Welcome to the wild world of pets
Living with four indoor cats, a couple of outdoor dogs and pair of outside cats (one patrols the back yard while the other one guards the front), keeps life interesting.
Perish the thought of how much we contribute to the pet food industry, to which a considerable amount of our hard-earned dollars go each year. Then there’s the endless supply of cat hair on the furniture and occasional hairballs (not to mention the unpleasant surprises we’ve found in the fake ficus, thanks to our 17-year-old puss, Ginger).
I mustn’t fail to mention our zany canines’ constant need to travel with their food dishes. I can only imagine what those driving by think when they see Rascal or Junior, dish securely in mouth, trotting down the road. Our dishes end up down at Mama’s, and hers sometimes travel to our house on the hill.
&uot;Whaddya guys think, this is Chinese take out?!&uot; my husband will yell as the dogs perform their latest hi-jacking.
Of course, no one ever held a gun to our heads and said, &uot;Adopt those pets!&uot;
We didn’t exactly go looking for them, either.
Fact is, most of our current felines and canines showed up unannounced and uninvited, unceremoniously dumped (we can only assume) on our country road.
We’ve always had a soft spot for the underdog (or cat, as the case may be).
Ginger, who I affectionately refer to as our &uot;antique pussy cat&uot; actually showed up with her late (and greatly lamented) sibling Mary Ann, in front of our townhouse in Dayton in the late ’80s.
It was cold and beginning to snow; they were cute and friendly half-grown tabby kittens. The pair came in for food and warmth and basically never left again.
Mary Ann now rests in peace beneath a tree in the back yard and Ginger (deaf as a stone and arthritic, but otherwise pretty healthy) spends a lot of time resting pretty peacefully on any soft and warm spot she can find (laps are high on her list).
Junior, our big yellow dog of dubious lineage, is the only surviving pup from a litter born to a very large and shaggy stray that sought refuge beneath our front deck (long hair will cover up a lot, it seems).
Junior grew – and grew. He is now roughly the size of a small pony (we could put a saddle and bridle on him and rent him out for kiddy rides) and his annual food intake is roughly the equivalent of one of those teensy little European duchies or principalities or what have you.
It’s like having my very own teenage son around the house: &uot;Mom, I’m hungry!&uot;
Rascal, a fluffy black and tan collie-shepherd mix, is handsome, winsome and much more of a gentleman than Junior.
If I so much as appear outside, Junior will bound up and practically knock me down. Rascal, on the other hand, will cast a shy but eager sideways glance at his mama and wait to be invited, whether for food or some cuddle time.

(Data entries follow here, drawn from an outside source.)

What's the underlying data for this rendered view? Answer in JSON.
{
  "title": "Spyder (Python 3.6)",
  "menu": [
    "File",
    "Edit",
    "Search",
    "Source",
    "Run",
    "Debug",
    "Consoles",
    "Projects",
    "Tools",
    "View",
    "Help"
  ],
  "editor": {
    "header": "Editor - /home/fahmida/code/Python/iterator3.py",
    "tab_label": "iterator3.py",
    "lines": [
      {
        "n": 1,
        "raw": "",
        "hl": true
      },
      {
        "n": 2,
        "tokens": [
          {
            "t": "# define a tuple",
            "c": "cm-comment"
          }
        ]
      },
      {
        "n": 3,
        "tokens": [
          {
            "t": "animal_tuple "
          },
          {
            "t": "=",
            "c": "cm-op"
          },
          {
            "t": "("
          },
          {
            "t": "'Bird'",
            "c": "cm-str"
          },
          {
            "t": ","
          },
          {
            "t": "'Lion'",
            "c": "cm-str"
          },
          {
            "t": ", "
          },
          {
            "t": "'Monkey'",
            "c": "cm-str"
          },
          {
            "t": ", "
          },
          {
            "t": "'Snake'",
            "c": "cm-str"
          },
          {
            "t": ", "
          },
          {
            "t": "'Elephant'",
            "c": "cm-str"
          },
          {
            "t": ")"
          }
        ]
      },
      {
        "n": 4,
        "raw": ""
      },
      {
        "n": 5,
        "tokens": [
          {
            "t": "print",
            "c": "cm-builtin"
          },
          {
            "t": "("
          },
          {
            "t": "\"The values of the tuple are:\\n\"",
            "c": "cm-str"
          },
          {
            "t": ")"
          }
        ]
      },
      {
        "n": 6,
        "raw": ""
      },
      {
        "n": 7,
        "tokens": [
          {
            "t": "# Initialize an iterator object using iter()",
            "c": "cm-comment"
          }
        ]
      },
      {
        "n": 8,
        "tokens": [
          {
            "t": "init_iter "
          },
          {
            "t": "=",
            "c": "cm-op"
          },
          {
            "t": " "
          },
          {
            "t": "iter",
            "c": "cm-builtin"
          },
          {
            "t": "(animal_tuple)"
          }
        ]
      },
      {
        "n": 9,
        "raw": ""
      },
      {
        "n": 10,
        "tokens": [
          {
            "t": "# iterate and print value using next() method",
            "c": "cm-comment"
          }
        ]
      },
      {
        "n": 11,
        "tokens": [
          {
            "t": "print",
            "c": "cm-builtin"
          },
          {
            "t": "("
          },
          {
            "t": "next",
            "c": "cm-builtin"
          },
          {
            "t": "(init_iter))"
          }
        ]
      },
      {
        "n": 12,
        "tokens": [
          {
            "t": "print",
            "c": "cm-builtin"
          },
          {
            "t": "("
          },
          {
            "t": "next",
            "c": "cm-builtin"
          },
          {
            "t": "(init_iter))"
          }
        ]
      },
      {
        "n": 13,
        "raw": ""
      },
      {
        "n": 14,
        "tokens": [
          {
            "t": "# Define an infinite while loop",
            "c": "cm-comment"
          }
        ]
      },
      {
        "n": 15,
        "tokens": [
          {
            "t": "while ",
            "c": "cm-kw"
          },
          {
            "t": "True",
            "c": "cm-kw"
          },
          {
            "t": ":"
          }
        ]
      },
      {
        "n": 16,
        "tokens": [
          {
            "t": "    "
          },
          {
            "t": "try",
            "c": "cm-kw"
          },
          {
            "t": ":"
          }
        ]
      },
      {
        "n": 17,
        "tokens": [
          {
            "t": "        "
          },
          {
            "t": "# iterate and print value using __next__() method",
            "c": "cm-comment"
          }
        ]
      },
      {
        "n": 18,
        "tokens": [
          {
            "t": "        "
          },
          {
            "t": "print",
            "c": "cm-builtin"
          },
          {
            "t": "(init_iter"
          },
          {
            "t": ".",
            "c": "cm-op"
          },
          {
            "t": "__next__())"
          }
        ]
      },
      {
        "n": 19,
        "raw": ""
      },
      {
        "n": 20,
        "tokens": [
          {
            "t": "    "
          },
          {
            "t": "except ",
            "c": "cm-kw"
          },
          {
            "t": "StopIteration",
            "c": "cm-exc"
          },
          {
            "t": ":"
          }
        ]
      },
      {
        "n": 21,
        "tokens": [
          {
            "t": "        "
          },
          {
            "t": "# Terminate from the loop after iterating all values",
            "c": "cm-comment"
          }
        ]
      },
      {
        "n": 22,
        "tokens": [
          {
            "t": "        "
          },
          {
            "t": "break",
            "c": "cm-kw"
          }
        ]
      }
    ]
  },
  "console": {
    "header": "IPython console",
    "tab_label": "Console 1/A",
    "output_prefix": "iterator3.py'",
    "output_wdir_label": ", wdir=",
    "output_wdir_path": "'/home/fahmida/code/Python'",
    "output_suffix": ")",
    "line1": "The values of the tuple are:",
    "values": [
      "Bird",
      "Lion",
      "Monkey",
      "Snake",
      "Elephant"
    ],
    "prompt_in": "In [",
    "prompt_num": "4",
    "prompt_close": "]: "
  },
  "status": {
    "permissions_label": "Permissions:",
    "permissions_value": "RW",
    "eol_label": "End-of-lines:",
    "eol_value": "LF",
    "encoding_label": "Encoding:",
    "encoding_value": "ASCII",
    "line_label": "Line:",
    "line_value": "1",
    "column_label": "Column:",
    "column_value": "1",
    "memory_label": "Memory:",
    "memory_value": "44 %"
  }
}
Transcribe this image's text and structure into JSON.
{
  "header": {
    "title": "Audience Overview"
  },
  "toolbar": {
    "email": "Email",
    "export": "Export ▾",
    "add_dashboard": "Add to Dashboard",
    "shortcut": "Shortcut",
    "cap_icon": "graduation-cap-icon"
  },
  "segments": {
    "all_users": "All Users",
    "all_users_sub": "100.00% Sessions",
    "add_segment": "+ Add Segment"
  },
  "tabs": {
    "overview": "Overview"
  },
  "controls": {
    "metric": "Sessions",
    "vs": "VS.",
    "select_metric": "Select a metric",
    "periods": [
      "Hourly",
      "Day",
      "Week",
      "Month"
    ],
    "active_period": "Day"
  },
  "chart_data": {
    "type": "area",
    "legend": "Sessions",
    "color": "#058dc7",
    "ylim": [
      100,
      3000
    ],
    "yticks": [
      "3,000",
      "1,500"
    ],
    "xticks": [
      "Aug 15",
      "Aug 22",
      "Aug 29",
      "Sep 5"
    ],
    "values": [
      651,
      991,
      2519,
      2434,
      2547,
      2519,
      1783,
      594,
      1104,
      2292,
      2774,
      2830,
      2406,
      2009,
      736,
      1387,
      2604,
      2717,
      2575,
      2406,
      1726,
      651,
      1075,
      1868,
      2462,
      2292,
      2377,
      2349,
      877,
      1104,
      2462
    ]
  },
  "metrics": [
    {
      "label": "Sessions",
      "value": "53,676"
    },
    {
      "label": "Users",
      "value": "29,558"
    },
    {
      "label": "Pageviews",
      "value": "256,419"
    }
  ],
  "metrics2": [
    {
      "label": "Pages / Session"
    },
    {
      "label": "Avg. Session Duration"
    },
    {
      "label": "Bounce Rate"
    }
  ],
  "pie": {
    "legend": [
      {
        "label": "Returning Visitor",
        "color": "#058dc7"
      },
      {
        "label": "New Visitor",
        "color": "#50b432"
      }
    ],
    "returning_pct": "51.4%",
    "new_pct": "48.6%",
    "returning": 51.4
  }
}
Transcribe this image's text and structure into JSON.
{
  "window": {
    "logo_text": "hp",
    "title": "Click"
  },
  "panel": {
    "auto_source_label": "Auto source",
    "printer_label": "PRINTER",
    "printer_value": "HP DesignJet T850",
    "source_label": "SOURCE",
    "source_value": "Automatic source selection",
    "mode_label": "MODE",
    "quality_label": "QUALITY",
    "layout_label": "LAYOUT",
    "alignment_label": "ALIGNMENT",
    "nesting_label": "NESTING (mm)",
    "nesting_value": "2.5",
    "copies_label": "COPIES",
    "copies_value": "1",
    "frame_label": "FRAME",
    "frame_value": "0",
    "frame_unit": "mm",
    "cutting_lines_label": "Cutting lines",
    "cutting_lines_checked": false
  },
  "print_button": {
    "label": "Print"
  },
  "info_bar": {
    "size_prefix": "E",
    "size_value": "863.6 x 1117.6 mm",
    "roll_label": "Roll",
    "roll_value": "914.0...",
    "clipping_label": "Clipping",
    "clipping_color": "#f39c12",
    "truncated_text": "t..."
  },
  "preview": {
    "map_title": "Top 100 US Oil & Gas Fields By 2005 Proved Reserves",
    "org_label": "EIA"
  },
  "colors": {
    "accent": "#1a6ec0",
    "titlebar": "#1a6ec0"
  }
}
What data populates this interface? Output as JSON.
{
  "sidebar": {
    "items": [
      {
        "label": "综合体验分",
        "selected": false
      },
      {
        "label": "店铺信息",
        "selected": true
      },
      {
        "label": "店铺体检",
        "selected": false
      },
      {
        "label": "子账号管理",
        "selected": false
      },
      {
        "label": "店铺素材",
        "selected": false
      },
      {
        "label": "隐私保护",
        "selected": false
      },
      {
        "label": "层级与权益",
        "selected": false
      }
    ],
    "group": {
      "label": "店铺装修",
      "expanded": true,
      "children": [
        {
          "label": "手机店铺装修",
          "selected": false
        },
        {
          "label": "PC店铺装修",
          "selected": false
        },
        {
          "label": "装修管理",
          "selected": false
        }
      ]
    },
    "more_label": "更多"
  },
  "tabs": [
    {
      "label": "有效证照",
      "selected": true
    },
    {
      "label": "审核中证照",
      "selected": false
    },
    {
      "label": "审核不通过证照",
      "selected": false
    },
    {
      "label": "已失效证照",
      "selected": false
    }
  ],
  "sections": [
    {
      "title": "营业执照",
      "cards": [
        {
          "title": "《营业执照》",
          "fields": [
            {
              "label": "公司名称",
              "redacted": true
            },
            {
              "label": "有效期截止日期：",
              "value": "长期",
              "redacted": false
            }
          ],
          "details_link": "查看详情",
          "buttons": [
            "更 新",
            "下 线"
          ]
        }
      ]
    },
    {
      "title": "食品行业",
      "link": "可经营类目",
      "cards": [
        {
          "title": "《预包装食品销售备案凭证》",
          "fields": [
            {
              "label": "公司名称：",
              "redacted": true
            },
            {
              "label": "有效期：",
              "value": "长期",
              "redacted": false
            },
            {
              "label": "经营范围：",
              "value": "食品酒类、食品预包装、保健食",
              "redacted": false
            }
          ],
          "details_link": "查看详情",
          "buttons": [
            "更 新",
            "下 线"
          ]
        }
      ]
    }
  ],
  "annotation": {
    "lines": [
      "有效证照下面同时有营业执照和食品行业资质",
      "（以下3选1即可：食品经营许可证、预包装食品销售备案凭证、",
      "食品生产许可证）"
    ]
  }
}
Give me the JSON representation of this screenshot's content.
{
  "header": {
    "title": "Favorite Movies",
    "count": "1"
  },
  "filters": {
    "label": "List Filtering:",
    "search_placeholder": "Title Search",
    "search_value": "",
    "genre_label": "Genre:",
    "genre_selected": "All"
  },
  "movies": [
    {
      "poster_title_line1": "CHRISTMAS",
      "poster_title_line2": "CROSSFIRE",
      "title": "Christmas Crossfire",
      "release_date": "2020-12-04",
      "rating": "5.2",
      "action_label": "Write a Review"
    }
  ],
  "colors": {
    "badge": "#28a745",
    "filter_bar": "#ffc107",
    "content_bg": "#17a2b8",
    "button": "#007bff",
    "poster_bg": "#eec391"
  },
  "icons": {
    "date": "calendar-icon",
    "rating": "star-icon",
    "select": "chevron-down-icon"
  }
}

When we head home in the evenings, Benny and I know those two crazy canines will be waiting for each of us to arrive. Rascal’s lovely plume of a tail will wag as he carefully guides in our vehicles (ah, those old herding instincts ring true). Junior will be wiggling as he waits with one giant paw raised. And our handsome, suave orange tom, Cheeto (the front yard cat), will be woefully informing us he is starving, as usual.
I love them all; my wild, weird assortment of pets spell &uot;home&uot; to me.
Angie Long is the lifestyles reporter for the Greenville Advocate and can be reached at 383-9302, ext. 132 or via email at firstname.lastname@example.org.